***** WORKING DATA

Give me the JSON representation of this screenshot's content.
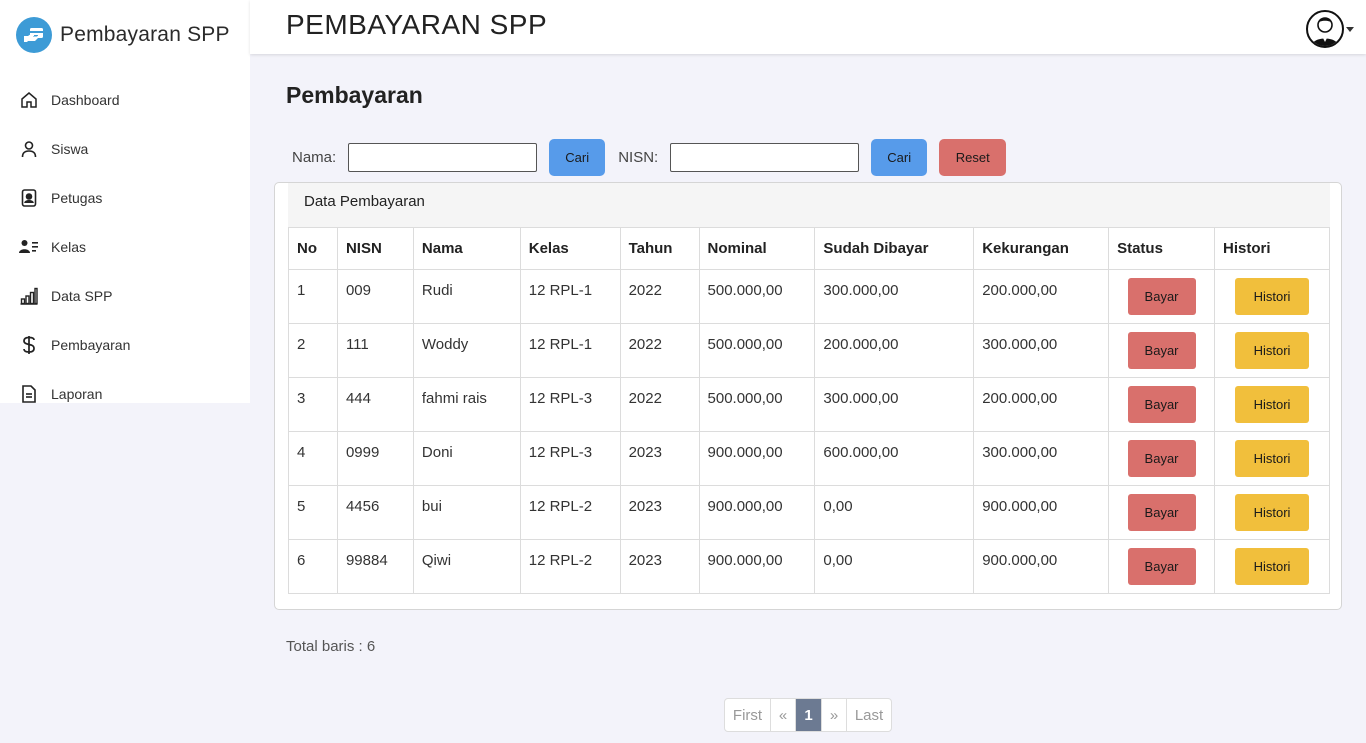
{
  "app": {
    "brand": "Pembayaran SPP",
    "header_title": "PEMBAYARAN SPP"
  },
  "sidebar": {
    "items": [
      {
        "label": "Dashboard",
        "icon": "home-icon"
      },
      {
        "label": "Siswa",
        "icon": "person-icon"
      },
      {
        "label": "Petugas",
        "icon": "badge-icon"
      },
      {
        "label": "Kelas",
        "icon": "person-lines-icon"
      },
      {
        "label": "Data SPP",
        "icon": "bar-chart-icon"
      },
      {
        "label": "Pembayaran",
        "icon": "dollar-icon"
      },
      {
        "label": "Laporan",
        "icon": "document-icon"
      }
    ]
  },
  "main": {
    "section_title": "Pembayaran",
    "search": {
      "nama_label": "Nama:",
      "nama_value": "",
      "cari_label": "Cari",
      "nisn_label": "NISN:",
      "nisn_value": "",
      "cari2_label": "Cari",
      "reset_label": "Reset"
    },
    "card_title": "Data Pembayaran",
    "table": {
      "headers": [
        "No",
        "NISN",
        "Nama",
        "Kelas",
        "Tahun",
        "Nominal",
        "Sudah Dibayar",
        "Kekurangan",
        "Status",
        "Histori"
      ],
      "rows": [
        {
          "no": "1",
          "nisn": "009",
          "nama": "Rudi",
          "kelas": "12 RPL-1",
          "tahun": "2022",
          "nominal": "500.000,00",
          "dibayar": "300.000,00",
          "kekurangan": "200.000,00",
          "bayar": "Bayar",
          "histori": "Histori"
        },
        {
          "no": "2",
          "nisn": "111",
          "nama": "Woddy",
          "kelas": "12 RPL-1",
          "tahun": "2022",
          "nominal": "500.000,00",
          "dibayar": "200.000,00",
          "kekurangan": "300.000,00",
          "bayar": "Bayar",
          "histori": "Histori"
        },
        {
          "no": "3",
          "nisn": "444",
          "nama": "fahmi rais",
          "kelas": "12 RPL-3",
          "tahun": "2022",
          "nominal": "500.000,00",
          "dibayar": "300.000,00",
          "kekurangan": "200.000,00",
          "bayar": "Bayar",
          "histori": "Histori"
        },
        {
          "no": "4",
          "nisn": "0999",
          "nama": "Doni",
          "kelas": "12 RPL-3",
          "tahun": "2023",
          "nominal": "900.000,00",
          "dibayar": "600.000,00",
          "kekurangan": "300.000,00",
          "bayar": "Bayar",
          "histori": "Histori"
        },
        {
          "no": "5",
          "nisn": "4456",
          "nama": "bui",
          "kelas": "12 RPL-2",
          "tahun": "2023",
          "nominal": "900.000,00",
          "dibayar": "0,00",
          "kekurangan": "900.000,00",
          "bayar": "Bayar",
          "histori": "Histori"
        },
        {
          "no": "6",
          "nisn": "99884",
          "nama": "Qiwi",
          "kelas": "12 RPL-2",
          "tahun": "2023",
          "nominal": "900.000,00",
          "dibayar": "0,00",
          "kekurangan": "900.000,00",
          "bayar": "Bayar",
          "histori": "Histori"
        }
      ]
    },
    "total_text": "Total baris : 6",
    "pagination": {
      "first": "First",
      "prev": "«",
      "current": "1",
      "next": "»",
      "last": "Last"
    }
  },
  "colors": {
    "brand_logo": "#3d9bd6",
    "blue_button": "#579bea",
    "red_button": "#d9706c",
    "yellow_button": "#f1bf3c",
    "active_page": "#6c7a92"
  }
}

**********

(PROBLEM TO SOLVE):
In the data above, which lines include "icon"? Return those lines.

(RESULT FOR THIS EXERCISE):
        "icon": "home-icon"
        "icon": "person-icon"
        "icon": "badge-icon"
        "icon": "person-lines-icon"
        "icon": "bar-chart-icon"
        "icon": "dollar-icon"
        "icon": "document-icon"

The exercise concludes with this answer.